-- Items from an interface collection --

* * * * *

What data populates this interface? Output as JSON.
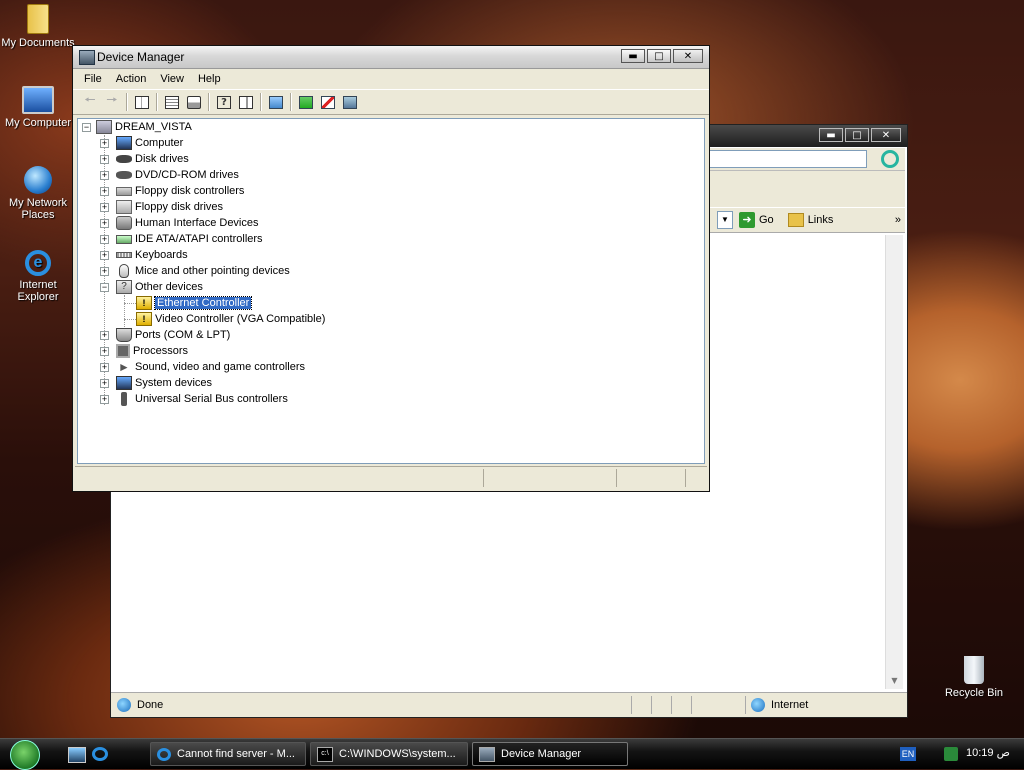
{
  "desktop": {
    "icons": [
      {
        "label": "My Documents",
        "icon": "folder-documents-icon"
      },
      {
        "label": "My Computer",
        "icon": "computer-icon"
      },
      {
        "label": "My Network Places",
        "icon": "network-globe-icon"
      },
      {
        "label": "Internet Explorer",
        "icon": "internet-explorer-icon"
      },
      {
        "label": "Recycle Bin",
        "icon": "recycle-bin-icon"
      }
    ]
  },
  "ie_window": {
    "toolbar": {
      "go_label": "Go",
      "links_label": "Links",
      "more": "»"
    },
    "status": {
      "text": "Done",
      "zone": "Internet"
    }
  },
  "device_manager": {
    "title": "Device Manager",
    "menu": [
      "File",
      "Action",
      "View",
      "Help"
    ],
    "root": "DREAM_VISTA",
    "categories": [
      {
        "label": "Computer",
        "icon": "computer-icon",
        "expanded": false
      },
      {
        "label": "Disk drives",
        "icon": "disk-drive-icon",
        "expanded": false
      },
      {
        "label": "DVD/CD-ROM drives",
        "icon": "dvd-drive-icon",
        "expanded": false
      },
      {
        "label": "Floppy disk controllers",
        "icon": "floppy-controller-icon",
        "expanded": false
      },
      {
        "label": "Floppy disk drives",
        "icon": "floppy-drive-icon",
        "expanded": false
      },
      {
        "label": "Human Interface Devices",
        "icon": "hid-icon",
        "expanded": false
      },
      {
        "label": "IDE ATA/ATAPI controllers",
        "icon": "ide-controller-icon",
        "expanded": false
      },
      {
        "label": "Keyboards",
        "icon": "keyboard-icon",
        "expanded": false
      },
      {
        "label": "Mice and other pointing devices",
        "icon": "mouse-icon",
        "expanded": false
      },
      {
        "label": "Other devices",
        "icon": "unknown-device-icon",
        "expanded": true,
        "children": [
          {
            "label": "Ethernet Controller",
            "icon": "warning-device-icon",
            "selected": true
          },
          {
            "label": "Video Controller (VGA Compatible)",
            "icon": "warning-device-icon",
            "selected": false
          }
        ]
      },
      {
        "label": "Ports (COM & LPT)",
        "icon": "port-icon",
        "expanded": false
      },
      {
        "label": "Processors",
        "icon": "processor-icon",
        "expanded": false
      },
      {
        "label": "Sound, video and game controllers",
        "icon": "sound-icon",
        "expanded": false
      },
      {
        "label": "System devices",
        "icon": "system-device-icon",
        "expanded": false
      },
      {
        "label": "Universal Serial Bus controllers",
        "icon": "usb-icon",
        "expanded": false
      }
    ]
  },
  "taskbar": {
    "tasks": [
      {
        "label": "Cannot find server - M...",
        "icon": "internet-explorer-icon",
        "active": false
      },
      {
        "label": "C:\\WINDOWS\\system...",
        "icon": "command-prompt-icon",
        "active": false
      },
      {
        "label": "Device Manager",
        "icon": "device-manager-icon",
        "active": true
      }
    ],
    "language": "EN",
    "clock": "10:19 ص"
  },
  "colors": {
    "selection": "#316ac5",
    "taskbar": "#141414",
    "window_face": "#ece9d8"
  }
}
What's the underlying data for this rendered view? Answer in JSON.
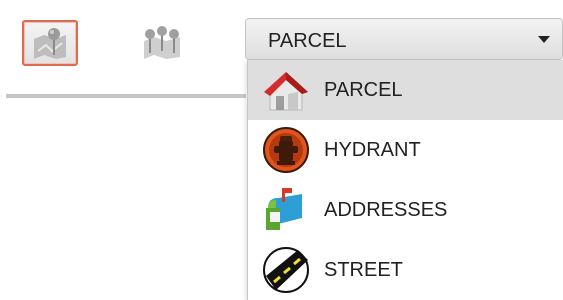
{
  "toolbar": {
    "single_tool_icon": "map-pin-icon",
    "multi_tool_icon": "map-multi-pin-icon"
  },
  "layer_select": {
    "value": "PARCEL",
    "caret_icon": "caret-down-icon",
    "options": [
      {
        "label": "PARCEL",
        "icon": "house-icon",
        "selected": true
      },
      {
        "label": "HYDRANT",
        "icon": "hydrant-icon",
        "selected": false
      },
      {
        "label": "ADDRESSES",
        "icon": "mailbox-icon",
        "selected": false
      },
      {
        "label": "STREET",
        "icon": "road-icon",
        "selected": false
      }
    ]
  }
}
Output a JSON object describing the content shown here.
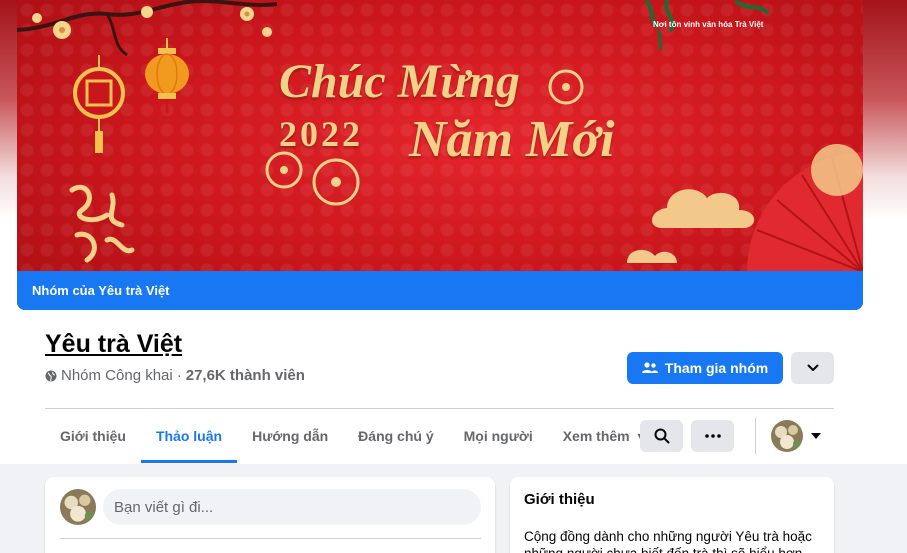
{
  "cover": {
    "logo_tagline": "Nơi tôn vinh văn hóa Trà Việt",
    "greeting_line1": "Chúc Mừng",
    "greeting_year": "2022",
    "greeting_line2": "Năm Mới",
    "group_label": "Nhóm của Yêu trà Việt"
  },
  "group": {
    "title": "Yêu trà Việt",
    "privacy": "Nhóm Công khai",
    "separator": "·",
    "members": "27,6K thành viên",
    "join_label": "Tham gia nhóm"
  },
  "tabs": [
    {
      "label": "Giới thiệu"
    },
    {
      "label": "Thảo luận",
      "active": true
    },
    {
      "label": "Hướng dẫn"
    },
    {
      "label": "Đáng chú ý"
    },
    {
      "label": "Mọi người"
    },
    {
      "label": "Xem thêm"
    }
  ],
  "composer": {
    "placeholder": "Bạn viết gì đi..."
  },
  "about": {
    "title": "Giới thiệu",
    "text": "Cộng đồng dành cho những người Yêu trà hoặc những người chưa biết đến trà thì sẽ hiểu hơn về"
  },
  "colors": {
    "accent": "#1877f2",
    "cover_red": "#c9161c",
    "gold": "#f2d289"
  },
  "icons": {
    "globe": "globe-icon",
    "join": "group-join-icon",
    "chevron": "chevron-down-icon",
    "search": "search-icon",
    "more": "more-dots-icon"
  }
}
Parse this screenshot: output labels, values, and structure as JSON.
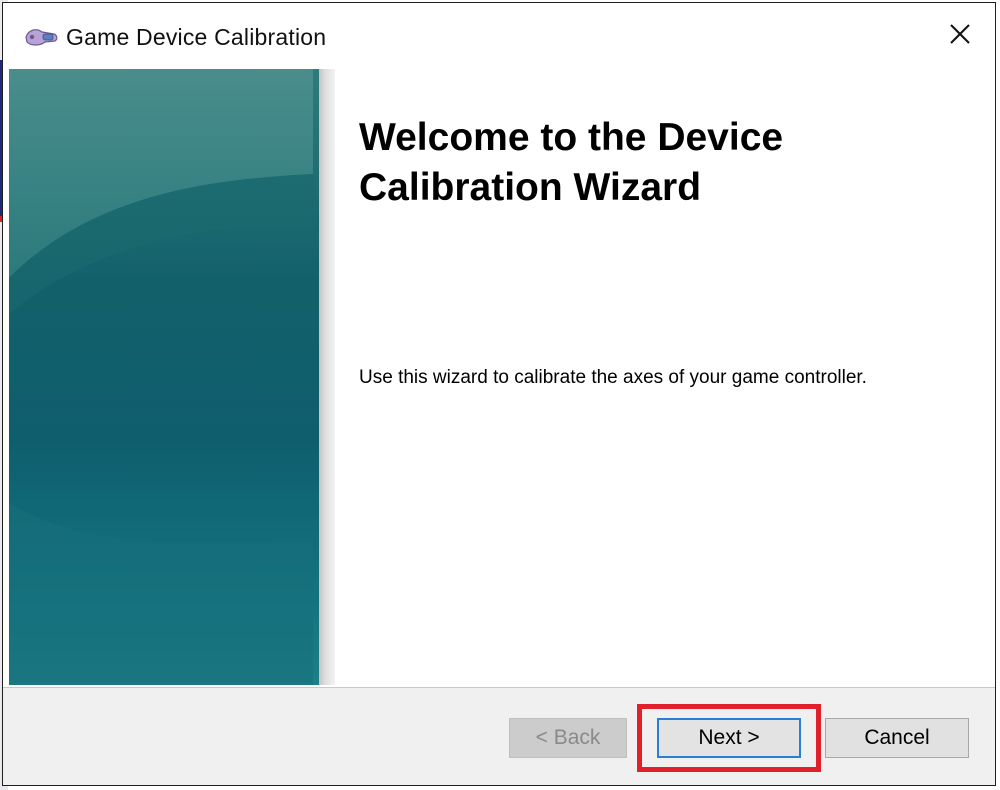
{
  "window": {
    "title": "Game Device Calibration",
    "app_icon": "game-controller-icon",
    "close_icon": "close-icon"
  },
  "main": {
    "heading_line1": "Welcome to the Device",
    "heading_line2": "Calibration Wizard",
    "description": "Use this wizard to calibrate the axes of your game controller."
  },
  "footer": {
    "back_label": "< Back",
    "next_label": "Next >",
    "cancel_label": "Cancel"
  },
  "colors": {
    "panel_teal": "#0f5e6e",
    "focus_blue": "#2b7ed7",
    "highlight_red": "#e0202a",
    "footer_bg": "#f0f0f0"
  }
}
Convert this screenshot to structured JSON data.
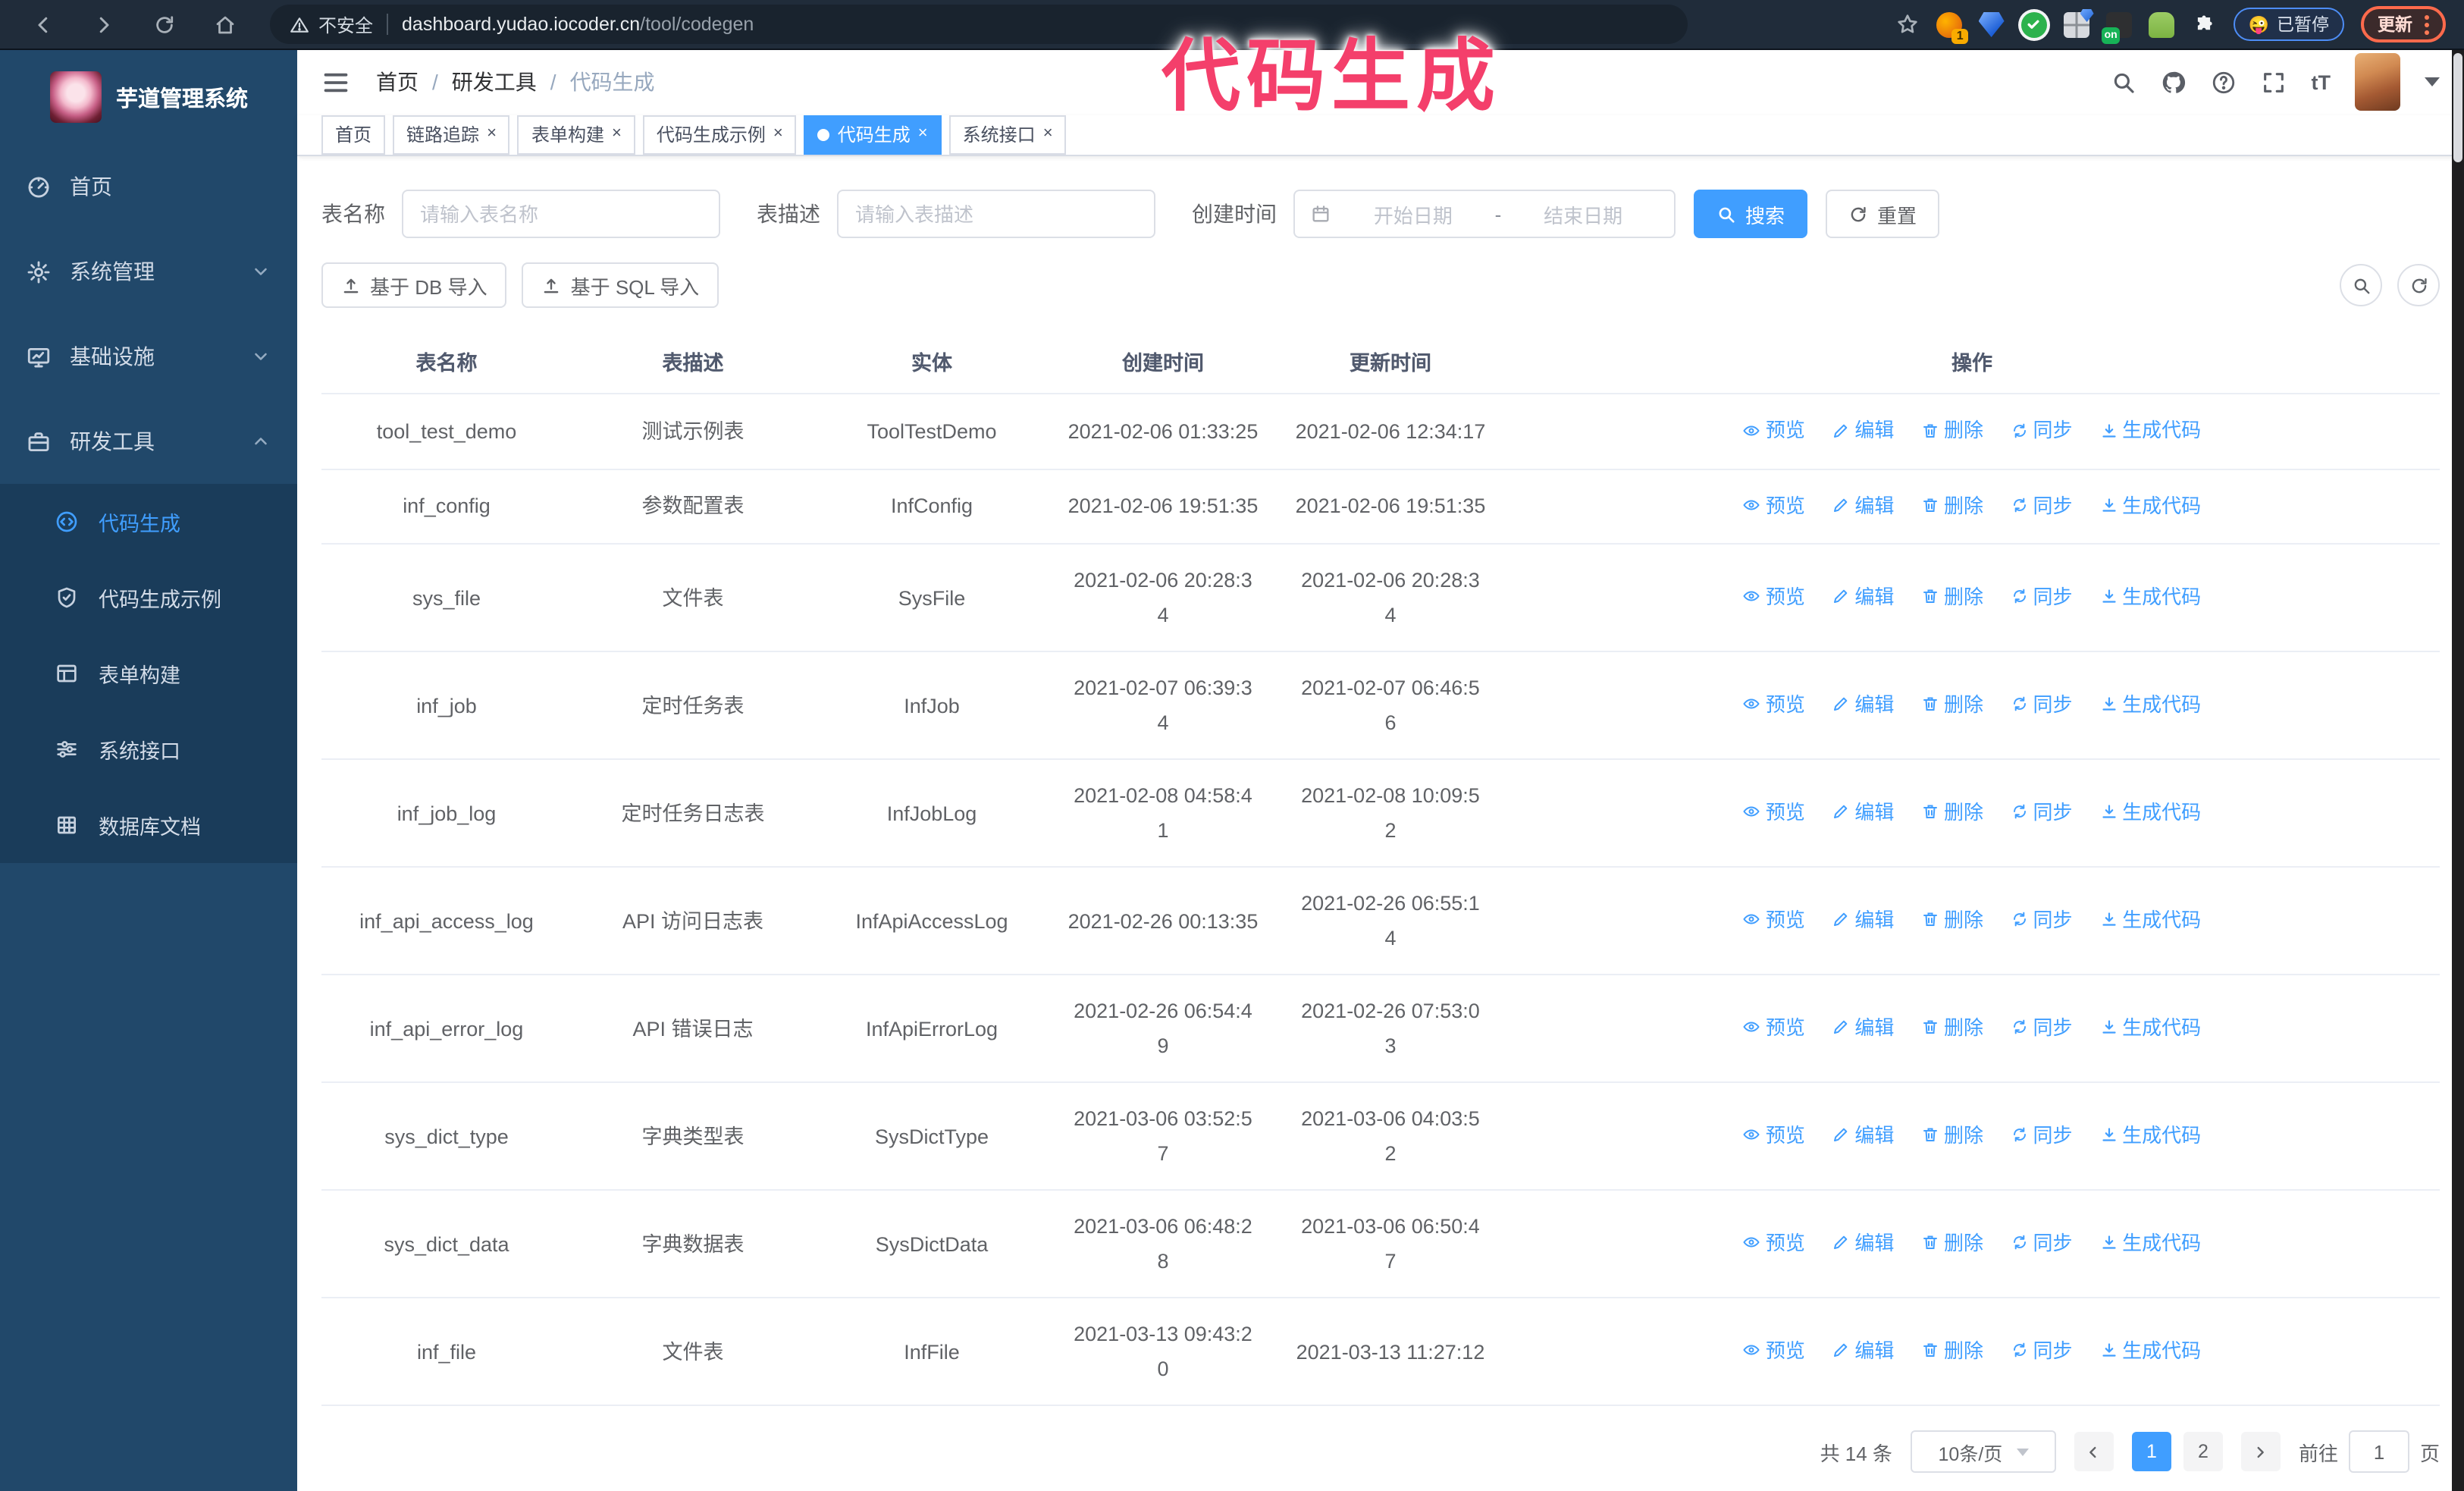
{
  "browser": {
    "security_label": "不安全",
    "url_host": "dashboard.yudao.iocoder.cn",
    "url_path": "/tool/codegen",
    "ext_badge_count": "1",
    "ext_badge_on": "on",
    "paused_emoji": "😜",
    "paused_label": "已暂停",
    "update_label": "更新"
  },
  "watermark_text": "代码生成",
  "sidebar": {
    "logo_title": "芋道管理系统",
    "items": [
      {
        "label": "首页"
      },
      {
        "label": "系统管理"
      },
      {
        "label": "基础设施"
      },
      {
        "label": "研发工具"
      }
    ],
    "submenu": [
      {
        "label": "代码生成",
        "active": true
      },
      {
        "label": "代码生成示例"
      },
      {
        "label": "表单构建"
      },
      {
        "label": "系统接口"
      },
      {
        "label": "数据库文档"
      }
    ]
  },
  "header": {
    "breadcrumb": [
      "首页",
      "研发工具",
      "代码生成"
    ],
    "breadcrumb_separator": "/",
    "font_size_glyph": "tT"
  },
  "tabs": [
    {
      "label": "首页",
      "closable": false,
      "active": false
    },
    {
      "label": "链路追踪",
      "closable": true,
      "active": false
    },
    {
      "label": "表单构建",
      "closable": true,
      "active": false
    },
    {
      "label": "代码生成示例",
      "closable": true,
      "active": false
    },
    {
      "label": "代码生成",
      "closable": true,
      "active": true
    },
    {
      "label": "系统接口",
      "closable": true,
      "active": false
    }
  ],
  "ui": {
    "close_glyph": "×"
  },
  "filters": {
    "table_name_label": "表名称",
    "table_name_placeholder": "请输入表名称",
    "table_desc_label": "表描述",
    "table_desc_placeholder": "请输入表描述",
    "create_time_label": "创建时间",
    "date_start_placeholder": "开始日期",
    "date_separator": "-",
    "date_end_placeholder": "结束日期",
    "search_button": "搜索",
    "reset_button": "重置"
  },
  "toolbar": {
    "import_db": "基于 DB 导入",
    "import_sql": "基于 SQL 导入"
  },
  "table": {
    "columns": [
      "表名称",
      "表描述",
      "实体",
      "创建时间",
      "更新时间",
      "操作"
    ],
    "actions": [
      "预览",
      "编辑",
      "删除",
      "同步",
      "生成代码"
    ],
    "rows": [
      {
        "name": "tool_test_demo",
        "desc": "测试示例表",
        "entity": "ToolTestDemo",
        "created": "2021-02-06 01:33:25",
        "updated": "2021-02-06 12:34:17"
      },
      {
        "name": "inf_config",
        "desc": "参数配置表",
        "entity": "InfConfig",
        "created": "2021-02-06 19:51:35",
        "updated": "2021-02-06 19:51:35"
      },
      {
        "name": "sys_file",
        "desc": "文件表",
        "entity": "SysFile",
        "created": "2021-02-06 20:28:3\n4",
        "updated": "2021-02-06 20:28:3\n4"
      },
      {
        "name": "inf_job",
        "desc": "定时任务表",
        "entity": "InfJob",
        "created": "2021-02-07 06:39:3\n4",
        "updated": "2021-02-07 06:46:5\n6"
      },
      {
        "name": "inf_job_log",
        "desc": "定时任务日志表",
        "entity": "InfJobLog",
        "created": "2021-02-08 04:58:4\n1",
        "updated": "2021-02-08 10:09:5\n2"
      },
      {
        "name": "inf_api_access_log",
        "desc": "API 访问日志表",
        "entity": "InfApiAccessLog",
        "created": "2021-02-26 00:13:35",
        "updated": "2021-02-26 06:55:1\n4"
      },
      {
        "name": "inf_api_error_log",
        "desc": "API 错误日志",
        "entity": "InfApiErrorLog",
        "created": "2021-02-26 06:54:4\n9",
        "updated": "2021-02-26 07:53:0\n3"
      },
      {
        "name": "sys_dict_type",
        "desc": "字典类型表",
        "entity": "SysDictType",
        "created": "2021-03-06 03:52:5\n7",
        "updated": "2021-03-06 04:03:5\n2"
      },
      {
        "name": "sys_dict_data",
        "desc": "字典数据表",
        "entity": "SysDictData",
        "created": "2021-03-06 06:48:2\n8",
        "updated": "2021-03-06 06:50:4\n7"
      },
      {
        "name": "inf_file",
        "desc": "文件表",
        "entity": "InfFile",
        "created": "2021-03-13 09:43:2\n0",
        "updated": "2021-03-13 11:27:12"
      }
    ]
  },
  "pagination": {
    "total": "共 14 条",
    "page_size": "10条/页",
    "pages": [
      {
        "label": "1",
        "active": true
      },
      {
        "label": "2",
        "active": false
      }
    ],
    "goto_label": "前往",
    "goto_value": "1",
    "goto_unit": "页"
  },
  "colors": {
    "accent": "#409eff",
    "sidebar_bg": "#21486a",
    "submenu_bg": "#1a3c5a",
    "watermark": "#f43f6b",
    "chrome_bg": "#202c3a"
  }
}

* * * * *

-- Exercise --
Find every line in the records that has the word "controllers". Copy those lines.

-- Solution to this exercise --
        "label": "Floppy disk controllers",
        "label": "IDE ATA/ATAPI controllers",
        "label": "Sound, video and game controllers",
        "label": "Universal Serial Bus controllers",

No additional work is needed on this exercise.